These programs allow hosting or attending a live Web group conference. We considered factors including: large attendee count, live feedback, several speakers/presenters who can share their screen, and allowing others to draw on that screen or edit the document. There are many more options such as Talky, etc. These web conferencing methods work for Linux / MacOS / Windows / Android / iOS.
YouTube, Facebook, and Twitter enable high quality livestreaming HD broadcasts via an API that requires just a bit of reasonable technical knowledge to accomplish. Google Meet only requires a web browser and plugin (or mobile app)–it’s simpler to get started and is a good business-grade choice.

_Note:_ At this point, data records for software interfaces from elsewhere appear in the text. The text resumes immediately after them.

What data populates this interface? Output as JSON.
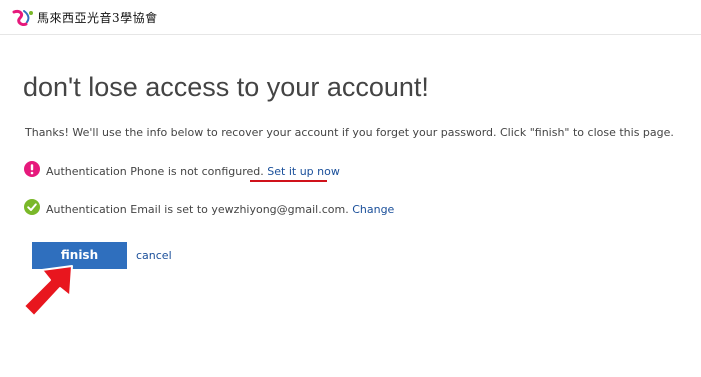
{
  "header": {
    "logo_text": "馬來西亞光音3學協會"
  },
  "page": {
    "title": "don't lose access to your account!",
    "intro": "Thanks! We'll use the info below to recover your account if you forget your password. Click \"finish\" to close this page."
  },
  "phone": {
    "status": "Authentication Phone is not configured.",
    "action_label": "Set it up now"
  },
  "email": {
    "status": "Authentication Email is set to yewzhiyong@gmail.com.",
    "action_label": "Change"
  },
  "actions": {
    "finish_label": "finish",
    "cancel_label": "cancel"
  },
  "icons": {
    "phone_status": "exclamation-circle-icon",
    "email_status": "check-circle-icon",
    "annotation": "red-arrow-icon"
  },
  "colors": {
    "accent": "#2f6fbe",
    "link": "#1a4f9a",
    "warning": "#e6197c",
    "success": "#7ab829",
    "annotation": "#d0121b"
  }
}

According to Omnicore, 95% of global Web users visit YouTube. YouTube Live is free for live events with live user feedback and multiple speakers. YouTube Live is easy to stream using FFmpeg, without bulky complicated programs. Since March 2018, YouTube Live streaming is also possible directly from the web browser.

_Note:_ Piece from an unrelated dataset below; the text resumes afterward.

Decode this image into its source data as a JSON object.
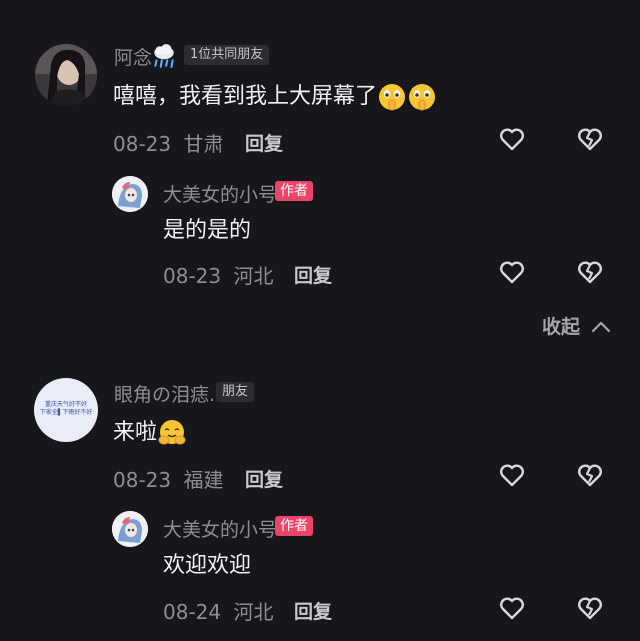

Twitter Producer can broadcast from mobile and desktop.
Zoom currently allows limited free use. Paid plans have unlimited time with a large participant count. The Zoom client is available for many platforms, or can be used directly from the web browser. The Zoom Linux client also works well.
GoToMeeting allows small free meetings, with a large participant count on paid plans. HTML5 GoToMeeting works well in the Google Chrome browser across operating systems.

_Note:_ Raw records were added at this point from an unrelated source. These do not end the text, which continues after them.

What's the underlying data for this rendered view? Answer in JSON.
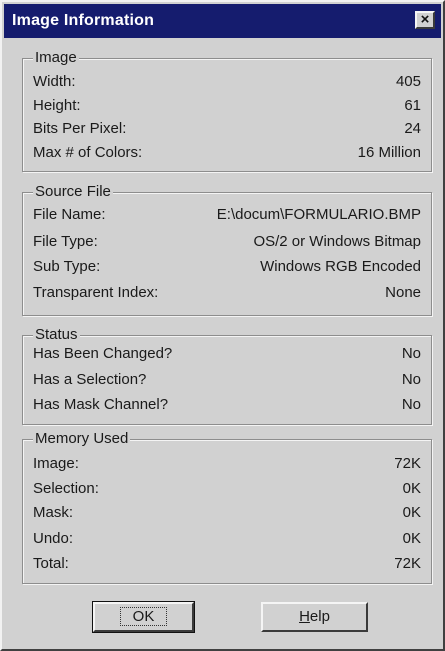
{
  "window": {
    "title": "Image Information",
    "close_glyph": "×"
  },
  "groups": {
    "image": {
      "legend": "Image",
      "rows": [
        {
          "label": "Width:",
          "value": "405"
        },
        {
          "label": "Height:",
          "value": "61"
        },
        {
          "label": "Bits Per Pixel:",
          "value": "24"
        },
        {
          "label": "Max # of Colors:",
          "value": "16 Million"
        }
      ]
    },
    "source": {
      "legend": "Source File",
      "rows": [
        {
          "label": "File Name:",
          "value": "E:\\docum\\FORMULARIO.BMP"
        },
        {
          "label": "File Type:",
          "value": "OS/2 or Windows Bitmap"
        },
        {
          "label": "Sub Type:",
          "value": "Windows RGB Encoded"
        },
        {
          "label": "Transparent Index:",
          "value": "None"
        }
      ]
    },
    "status": {
      "legend": "Status",
      "rows": [
        {
          "label": "Has Been Changed?",
          "value": "No"
        },
        {
          "label": "Has a Selection?",
          "value": "No"
        },
        {
          "label": "Has Mask Channel?",
          "value": "No"
        }
      ]
    },
    "memory": {
      "legend": "Memory Used",
      "rows": [
        {
          "label": "Image:",
          "value": "72K"
        },
        {
          "label": "Selection:",
          "value": "0K"
        },
        {
          "label": "Mask:",
          "value": "0K"
        },
        {
          "label": "Undo:",
          "value": "0K"
        },
        {
          "label": "Total:",
          "value": "72K"
        }
      ]
    }
  },
  "buttons": {
    "ok": "OK",
    "help_mnemonic": "H",
    "help_rest": "elp"
  }
}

WebEx HTML5 platform-independent conferencing works better than the installed WebEx app. WebEx limits participant count by pricing tier.
Discord can be used from an HTML5 browser, and allows thousands of simultaneous many-to-many voice and text chat users. Several speakers can share video/screen and audio as well. Discord is free to use with very low latency HD voice. Discord uses discontinous voice via voice activation or push-to-talk. Many-to-many conversations allows interrupting without pause/break.